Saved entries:

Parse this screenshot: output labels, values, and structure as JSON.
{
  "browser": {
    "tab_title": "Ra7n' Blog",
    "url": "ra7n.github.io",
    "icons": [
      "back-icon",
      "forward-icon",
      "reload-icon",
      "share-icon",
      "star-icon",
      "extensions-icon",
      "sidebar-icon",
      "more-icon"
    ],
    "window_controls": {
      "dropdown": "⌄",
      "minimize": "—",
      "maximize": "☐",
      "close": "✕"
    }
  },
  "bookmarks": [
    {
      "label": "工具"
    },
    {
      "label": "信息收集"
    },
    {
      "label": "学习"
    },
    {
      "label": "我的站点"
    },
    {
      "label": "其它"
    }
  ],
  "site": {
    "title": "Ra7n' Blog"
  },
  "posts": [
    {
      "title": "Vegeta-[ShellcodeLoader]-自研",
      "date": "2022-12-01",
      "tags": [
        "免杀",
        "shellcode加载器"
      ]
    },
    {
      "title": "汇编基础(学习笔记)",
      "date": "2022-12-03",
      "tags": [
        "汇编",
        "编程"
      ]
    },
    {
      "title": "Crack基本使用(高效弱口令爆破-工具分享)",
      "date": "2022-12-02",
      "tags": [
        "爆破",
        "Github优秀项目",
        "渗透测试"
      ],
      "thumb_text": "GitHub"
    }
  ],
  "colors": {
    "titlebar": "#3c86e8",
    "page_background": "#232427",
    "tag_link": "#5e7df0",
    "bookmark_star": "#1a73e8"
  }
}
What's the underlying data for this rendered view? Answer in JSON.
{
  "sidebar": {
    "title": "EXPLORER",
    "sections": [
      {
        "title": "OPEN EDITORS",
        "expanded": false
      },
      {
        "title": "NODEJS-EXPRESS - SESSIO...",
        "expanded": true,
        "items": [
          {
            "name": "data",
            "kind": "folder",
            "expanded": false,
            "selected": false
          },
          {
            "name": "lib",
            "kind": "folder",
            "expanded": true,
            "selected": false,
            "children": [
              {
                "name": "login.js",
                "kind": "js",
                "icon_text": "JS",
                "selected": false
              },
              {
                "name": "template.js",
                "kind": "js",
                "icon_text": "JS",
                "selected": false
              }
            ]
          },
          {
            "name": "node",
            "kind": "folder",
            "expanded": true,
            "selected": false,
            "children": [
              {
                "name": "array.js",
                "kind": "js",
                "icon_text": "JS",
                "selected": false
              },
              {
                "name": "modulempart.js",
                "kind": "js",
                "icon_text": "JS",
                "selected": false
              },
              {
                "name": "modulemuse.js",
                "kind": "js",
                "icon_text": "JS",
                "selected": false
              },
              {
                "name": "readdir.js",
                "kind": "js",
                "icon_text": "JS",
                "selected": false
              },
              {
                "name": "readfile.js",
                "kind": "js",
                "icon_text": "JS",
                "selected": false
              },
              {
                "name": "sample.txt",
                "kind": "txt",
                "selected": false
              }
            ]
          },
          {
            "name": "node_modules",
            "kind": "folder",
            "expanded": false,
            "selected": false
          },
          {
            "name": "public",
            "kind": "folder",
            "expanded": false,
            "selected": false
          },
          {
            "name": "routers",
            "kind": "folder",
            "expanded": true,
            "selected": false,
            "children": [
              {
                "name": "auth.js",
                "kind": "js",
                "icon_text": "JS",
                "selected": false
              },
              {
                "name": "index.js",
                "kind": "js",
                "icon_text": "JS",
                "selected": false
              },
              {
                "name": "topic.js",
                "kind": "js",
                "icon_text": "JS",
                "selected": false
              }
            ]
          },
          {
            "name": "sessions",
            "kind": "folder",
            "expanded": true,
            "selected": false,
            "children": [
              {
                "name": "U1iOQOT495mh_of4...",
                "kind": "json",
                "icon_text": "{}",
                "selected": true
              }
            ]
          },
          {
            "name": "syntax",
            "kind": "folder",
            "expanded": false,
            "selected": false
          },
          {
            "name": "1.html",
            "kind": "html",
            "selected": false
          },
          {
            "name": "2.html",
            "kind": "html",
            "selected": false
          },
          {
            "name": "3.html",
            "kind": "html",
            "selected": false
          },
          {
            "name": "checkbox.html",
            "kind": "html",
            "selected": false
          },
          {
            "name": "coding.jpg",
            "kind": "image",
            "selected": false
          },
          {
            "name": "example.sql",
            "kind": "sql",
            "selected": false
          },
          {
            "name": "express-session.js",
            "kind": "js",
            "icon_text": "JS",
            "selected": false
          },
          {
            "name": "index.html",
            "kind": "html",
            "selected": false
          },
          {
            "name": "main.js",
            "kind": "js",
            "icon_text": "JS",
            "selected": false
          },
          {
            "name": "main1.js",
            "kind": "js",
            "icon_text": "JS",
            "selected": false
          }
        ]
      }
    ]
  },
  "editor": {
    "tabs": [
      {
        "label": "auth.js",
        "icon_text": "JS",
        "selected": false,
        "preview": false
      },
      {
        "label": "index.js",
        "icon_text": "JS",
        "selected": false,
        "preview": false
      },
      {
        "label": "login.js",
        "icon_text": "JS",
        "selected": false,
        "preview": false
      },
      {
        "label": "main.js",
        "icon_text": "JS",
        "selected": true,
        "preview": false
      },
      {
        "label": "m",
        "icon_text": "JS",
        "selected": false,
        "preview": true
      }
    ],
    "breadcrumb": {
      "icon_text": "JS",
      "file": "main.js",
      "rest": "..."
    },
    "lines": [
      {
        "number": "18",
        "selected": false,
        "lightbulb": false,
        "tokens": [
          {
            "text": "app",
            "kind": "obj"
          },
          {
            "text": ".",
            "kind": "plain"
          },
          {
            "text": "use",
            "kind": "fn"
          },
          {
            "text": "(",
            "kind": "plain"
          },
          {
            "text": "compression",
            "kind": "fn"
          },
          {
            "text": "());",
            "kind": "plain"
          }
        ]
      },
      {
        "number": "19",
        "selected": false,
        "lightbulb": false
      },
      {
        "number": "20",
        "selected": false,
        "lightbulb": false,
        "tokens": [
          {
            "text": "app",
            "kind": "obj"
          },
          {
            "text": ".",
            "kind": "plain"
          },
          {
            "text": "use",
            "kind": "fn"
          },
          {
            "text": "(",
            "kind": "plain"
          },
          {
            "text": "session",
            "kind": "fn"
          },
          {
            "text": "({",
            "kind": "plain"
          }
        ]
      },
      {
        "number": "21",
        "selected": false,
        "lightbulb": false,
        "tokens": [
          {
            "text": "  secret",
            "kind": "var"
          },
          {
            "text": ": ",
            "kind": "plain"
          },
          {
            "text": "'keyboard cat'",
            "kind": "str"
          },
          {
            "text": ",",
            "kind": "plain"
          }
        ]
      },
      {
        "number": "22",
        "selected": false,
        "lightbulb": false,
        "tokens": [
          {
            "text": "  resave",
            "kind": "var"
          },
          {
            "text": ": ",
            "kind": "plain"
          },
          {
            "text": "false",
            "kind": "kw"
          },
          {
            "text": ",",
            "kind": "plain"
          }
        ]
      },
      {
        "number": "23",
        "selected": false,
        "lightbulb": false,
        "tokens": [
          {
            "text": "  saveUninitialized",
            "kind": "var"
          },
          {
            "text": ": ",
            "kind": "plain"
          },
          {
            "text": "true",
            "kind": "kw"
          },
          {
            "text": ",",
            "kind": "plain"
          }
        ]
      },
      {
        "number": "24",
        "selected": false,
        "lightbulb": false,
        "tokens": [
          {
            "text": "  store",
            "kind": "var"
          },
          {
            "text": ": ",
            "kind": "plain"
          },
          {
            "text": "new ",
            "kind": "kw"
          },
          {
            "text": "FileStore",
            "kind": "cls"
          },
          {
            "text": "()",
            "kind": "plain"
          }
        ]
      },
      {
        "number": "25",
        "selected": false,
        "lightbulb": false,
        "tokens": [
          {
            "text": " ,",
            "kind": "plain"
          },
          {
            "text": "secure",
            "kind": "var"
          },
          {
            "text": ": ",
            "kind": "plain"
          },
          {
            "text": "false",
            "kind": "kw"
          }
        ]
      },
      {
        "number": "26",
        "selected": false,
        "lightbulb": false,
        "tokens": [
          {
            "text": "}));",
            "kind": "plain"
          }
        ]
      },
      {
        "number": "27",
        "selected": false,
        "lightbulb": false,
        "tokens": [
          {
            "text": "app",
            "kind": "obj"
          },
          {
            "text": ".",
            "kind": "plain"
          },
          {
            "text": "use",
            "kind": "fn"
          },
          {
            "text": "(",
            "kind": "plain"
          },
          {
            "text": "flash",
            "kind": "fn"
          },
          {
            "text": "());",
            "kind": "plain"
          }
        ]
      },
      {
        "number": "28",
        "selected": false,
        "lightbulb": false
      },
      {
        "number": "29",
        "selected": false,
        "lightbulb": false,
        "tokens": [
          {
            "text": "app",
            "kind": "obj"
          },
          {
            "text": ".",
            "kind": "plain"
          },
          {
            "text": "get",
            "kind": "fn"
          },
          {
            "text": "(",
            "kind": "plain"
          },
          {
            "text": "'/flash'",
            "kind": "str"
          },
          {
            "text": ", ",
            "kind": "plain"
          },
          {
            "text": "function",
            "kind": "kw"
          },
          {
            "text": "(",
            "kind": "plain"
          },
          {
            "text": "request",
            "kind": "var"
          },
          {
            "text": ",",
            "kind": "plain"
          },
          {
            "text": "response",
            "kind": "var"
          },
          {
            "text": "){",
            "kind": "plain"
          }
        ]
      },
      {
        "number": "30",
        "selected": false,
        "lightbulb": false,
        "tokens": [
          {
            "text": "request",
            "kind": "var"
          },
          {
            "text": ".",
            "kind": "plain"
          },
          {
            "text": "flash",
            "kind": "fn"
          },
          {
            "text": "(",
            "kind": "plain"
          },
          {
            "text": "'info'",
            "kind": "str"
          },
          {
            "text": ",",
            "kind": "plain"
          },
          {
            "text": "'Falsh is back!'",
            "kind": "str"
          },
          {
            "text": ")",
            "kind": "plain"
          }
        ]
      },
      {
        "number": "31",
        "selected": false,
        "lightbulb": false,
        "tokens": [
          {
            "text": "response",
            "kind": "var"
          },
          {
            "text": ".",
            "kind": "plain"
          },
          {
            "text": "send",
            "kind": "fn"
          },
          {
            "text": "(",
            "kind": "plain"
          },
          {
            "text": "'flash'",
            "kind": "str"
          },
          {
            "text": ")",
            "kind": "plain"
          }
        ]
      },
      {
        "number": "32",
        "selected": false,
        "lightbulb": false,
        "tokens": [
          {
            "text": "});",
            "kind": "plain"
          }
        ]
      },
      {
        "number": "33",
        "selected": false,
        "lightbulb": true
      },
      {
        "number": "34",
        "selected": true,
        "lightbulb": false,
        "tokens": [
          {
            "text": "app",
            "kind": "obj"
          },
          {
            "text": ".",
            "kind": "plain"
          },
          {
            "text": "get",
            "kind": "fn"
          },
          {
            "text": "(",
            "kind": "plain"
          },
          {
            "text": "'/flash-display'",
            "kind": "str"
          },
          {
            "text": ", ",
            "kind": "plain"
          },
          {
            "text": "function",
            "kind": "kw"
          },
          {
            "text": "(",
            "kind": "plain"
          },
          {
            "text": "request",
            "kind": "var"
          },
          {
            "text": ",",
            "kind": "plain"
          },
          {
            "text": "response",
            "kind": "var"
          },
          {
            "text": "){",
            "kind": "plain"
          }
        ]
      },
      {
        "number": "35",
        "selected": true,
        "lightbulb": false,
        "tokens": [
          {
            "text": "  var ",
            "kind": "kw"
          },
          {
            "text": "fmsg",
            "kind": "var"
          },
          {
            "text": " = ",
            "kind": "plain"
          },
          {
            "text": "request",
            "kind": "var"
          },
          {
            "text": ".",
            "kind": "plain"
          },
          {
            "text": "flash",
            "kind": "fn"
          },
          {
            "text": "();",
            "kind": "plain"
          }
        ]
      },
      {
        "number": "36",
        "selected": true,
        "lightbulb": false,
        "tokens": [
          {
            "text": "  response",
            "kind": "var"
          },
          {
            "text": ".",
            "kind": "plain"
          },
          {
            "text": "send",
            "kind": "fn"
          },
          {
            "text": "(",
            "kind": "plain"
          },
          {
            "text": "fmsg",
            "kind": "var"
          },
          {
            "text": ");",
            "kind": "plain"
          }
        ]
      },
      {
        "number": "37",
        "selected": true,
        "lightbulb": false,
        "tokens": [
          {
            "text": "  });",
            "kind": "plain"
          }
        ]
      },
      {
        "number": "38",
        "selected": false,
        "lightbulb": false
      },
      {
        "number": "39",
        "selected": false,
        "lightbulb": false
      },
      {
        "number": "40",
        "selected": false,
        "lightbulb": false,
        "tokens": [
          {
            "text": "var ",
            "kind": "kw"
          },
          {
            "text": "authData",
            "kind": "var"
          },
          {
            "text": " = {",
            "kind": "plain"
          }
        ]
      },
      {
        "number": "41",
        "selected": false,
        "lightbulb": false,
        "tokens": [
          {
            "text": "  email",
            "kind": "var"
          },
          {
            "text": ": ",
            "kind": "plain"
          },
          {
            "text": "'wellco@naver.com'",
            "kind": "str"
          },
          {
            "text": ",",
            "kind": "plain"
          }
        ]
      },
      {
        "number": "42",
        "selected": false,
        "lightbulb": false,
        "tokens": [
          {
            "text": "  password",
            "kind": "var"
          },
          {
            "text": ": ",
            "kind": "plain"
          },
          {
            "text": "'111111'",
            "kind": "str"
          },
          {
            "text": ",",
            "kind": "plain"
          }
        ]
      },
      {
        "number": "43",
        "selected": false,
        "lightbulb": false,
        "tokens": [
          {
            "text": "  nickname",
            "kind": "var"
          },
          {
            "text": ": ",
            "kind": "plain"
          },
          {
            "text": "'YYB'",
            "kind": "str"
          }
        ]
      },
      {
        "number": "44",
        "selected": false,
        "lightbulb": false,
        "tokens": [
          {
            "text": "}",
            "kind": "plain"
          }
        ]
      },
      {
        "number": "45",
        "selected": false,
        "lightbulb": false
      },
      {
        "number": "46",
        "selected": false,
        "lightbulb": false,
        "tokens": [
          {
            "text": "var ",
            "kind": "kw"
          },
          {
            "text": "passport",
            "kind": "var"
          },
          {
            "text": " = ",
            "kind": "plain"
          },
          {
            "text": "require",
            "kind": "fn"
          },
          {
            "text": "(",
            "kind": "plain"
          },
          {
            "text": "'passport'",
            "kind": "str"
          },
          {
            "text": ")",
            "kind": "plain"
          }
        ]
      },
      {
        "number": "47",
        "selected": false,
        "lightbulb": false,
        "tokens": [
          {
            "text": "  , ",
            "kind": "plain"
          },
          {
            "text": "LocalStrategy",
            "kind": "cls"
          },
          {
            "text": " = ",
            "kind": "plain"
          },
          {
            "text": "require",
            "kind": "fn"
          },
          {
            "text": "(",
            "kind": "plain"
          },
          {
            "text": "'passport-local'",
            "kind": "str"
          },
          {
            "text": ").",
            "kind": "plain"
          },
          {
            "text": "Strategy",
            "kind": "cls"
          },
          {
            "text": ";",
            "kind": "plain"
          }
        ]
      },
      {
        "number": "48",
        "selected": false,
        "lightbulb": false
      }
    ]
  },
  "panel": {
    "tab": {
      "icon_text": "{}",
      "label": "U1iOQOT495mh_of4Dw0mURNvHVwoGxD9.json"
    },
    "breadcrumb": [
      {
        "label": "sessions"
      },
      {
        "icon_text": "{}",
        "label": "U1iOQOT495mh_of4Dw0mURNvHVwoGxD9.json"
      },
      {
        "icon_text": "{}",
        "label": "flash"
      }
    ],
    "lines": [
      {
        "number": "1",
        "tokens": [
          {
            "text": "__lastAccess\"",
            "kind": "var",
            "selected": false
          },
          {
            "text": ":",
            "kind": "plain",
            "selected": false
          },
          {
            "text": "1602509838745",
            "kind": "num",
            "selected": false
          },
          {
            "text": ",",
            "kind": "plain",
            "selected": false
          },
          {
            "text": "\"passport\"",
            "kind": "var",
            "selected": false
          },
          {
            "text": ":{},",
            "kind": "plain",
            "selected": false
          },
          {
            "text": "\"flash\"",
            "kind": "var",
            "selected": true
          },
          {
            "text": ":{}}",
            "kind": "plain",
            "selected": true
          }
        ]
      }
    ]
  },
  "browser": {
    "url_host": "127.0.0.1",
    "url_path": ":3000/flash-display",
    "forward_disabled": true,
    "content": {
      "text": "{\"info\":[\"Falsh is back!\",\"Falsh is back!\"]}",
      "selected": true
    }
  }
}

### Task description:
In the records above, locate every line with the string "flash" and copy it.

### Written response:
            "text": "flash",
            "text": "'/flash'",
            "text": "flash",
            "text": "'flash'",
            "text": "'/flash-display'",
            "text": "flash",
        "label": "flash"
            "text": "\"flash\"",
    "url_path": ":3000/flash-display",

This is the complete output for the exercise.